Can SMBs Break the Microsoft XP Chains that Bind?

Stuck with old technology?

Microsoft offers zero-day exploit patches for an 18 year old operating system. Ostra can do better.

The majority of businesses, industrial control centers, and hospitals don’t use Microsoft XP by choice, but a lot of them still do. Old systems are particularly vulnerable because known exploits still work, and unsupported operating systems such as Windows XP are virtually unprotected from new exploits. That was the message from Microsoft last week after a patch was released to protect Microsoft XP and Server 2012 R2 systems from yet another global attack.

XP was released in 2001 and gained an unprecedented foothold in the market. This was an era when companies didn’t update their machines for years on end, so for nearly a decade XP was not just an operating system. It was the operating system. During this same time, technology was starting to intertwine with every aspect of how businesses operated.

The net result was a generation of critical control systems and infrastructure in industrial operations, transportation and healthcare built on the bedrock of Windows XP. Keep in mind that in 2001, cyber warfare was not necessarily on everyone’s minds, so nearly two decades later we might be in for a perfect storm. The World Economic Forum’s 2018 Global Risks Report named cyber attacks as a top cause of disruption in the next five years, coming only after natural disasters and extreme weather events.

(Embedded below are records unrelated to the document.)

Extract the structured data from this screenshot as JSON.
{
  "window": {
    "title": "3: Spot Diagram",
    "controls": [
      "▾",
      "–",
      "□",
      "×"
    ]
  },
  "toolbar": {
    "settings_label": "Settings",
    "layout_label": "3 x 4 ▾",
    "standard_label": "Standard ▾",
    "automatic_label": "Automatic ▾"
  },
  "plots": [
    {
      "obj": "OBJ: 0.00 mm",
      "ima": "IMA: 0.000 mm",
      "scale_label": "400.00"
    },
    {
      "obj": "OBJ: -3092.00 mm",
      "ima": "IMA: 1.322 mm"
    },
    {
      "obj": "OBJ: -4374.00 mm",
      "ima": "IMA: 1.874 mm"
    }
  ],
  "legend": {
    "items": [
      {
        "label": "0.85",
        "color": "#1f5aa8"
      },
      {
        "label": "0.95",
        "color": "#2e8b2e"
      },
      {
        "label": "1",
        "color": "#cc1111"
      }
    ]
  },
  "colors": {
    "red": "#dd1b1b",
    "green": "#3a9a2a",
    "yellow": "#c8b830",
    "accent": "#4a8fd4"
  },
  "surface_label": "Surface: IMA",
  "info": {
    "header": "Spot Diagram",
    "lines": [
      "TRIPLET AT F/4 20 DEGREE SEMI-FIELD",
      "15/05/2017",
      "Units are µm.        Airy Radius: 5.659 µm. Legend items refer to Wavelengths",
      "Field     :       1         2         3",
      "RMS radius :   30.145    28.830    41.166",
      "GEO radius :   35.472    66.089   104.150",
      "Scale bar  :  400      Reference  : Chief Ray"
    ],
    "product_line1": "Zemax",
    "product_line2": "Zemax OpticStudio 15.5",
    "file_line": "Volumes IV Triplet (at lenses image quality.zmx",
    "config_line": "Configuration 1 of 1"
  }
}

If facing the future with a zero-day XP exploit patch in hand makes you feel squeamish, turn to Ostra. Ostra’s Enterprise Grade Security Solution provides protection for the  ball-and-chain antiquated operating systems inherited from the past and the growing risks they present. Microsoft XP might be our decades old Hobson’s choice, but conventional security solutions are not. Ostra is the security solution when the future must include the past